In Numbers 15, in a strange chapter which reverts back to instructions about offerings, we read this:
14 For the generations to come, whenever a foreigner or anyone else living among you presents a food offering as an aroma pleasing to the Lord, they must do exactly as you do. 15 The community is to have the same rules for you and for the foreigner residing among you; this is a lasting ordinance for the generations to come. You and the foreigner shall be the same before the Lord: 16 The same laws and regulations will apply both to you and to the foreigner residing among you.’” (Numbers 15:14-16)
Now to us, living in these politically correct days, this may not seem like anything special. But think about it. God has chosen a people for himself, selected from all the peoples of the earth, to be his special ones, his Chosen People. They are accorded the incredible privilege of being the vehicle through which God intends to show his glory to the whole earth. They are to be the city on a hill, the shining example of what it means for a people to be in right relationship with the Creator, the Lord of the Universe. This is an incredible, exclusive privilege.

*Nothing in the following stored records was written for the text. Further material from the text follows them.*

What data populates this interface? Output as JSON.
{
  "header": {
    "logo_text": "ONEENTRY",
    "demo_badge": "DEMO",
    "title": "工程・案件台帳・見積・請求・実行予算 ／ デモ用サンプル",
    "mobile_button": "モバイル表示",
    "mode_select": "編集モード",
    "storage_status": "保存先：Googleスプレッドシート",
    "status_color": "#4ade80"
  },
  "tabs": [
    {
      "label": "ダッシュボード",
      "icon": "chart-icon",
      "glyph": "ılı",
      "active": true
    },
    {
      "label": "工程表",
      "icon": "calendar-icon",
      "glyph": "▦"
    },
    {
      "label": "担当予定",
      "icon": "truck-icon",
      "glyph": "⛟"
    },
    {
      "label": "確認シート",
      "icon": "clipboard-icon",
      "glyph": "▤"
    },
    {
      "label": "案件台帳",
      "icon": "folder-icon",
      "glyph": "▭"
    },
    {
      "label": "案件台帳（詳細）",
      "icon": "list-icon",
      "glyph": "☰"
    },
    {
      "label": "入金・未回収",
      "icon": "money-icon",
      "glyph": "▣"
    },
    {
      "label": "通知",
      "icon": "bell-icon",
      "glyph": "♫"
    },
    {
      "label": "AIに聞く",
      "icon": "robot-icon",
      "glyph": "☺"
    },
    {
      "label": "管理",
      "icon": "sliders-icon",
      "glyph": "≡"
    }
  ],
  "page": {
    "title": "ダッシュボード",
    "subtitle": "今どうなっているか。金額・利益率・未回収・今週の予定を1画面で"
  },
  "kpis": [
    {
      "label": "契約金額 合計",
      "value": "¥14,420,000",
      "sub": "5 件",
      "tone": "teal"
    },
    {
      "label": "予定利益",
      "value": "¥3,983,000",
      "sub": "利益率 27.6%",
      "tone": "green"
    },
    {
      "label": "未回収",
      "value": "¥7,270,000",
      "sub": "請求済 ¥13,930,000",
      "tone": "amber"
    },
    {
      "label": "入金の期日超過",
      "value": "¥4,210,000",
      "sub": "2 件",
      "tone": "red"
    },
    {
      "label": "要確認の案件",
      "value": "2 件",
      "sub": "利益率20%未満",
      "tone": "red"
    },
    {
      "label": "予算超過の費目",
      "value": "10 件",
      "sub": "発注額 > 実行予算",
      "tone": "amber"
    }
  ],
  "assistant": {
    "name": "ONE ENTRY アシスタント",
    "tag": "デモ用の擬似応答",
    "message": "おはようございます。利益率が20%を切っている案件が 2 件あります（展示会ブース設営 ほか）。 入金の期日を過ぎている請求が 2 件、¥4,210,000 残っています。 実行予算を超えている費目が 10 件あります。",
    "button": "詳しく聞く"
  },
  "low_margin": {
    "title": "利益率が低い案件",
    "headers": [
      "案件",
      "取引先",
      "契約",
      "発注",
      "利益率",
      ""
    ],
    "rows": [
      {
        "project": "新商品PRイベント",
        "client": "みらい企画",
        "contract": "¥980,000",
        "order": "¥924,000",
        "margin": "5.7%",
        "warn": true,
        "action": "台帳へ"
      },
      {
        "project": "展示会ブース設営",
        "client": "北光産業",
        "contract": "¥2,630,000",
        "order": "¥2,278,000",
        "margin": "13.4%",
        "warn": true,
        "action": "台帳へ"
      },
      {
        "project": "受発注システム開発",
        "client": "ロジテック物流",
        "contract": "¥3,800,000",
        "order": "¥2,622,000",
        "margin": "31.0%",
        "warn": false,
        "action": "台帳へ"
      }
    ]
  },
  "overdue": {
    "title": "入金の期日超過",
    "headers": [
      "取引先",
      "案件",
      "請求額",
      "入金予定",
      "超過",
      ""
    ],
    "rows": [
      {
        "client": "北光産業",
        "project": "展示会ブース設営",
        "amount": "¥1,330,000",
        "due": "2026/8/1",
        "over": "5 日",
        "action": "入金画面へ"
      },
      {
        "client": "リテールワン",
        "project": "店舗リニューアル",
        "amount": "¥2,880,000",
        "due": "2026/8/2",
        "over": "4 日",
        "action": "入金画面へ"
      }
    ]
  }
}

But what do we have here? “Oh, and if an alien (i.e. not one of the Chosen) happens to be living among you, his sacrifices will be assessed in exactly the same way as yours. All the rules and regulations will apply the same way.”
What? No visa? No Green Card? No lengthy application process or waiting list? He simply follows the same rules and his sacrifice is as acceptable to God as those of his Chosen people.
I find this astonishing, since it goes against a primal human instinct which is the protection of privilege for your own tribe. In almost all societies there is a clear delineation between those who are IN and those who are OUT, between those who belong, and those who do not, between the native born and the newcomers.
This is not unusual. A friend of mine who is a missionary in China tells me he is still considered an outsider, despite having lived and worked there for over 25 years. When we hear about an international tragedy, say, a tsunami that has killed thousands, we are more interested when we are told that Americans, or British are among the dead. As though an American life, or a British life is worth more than an Indonesian life. We think this way because we care about OUR tribe, and not so much about others.
Yet here, in the midst of commands to the exclusive chosen people of God, is an allowance, one might even say, an invitation to become part of the religious life of the community. This is a partial fulfillment of the promise to Abraham that through him all peoples on Earth (not just his tribe or his people) would be blessed.
Despite the fact that the covenant relationship was at first exclusive, we cannot deny that the gospel is radically Inclusive. In the eyes of God, there are not outsiders, none who should not be invited. All are welcome. No one is excluded.
So let’s make this personal for a moment. When people interact with us, do they sense the invitation, or do they sense that they are an unwelcome outsider? When they enter our church, are they included or made to feel that they do not belong, that they are not part of the IN-crowd?
The gospel means treating no man as stranger, no man as alien. Each person we meet is a potential brother or sister in Christ that we might just spend eternity with. In the eyes of God, there are no ordinary people.
To quote C.S. Lewis:
“It is a serious thing,” says Lewis, “to live in a society of possible gods and goddesses, to remember that the dullest and most uninteresting person you talk to may one day be a creature which, if you saw it now, you would be strongly tempted to worship, or else a horror and a corruption such as you now meet, if at all, only in a nightmare. All day long we are, in some degree, helping each other to one or other of these destinations. It is in the light of these overwhelming possibilities, it is with the awe and the circumspection proper to them, that we should conduct all our dealings with one another, all friendships, all loves, all play, all politics. There are no ‘ordinary’ people. You have never talked to a mere mortal.”
Our mission surely is to turn aliens into brothers and sisters, to value every human as God does, to make the invitation explicit and invite no one to remain on the outside.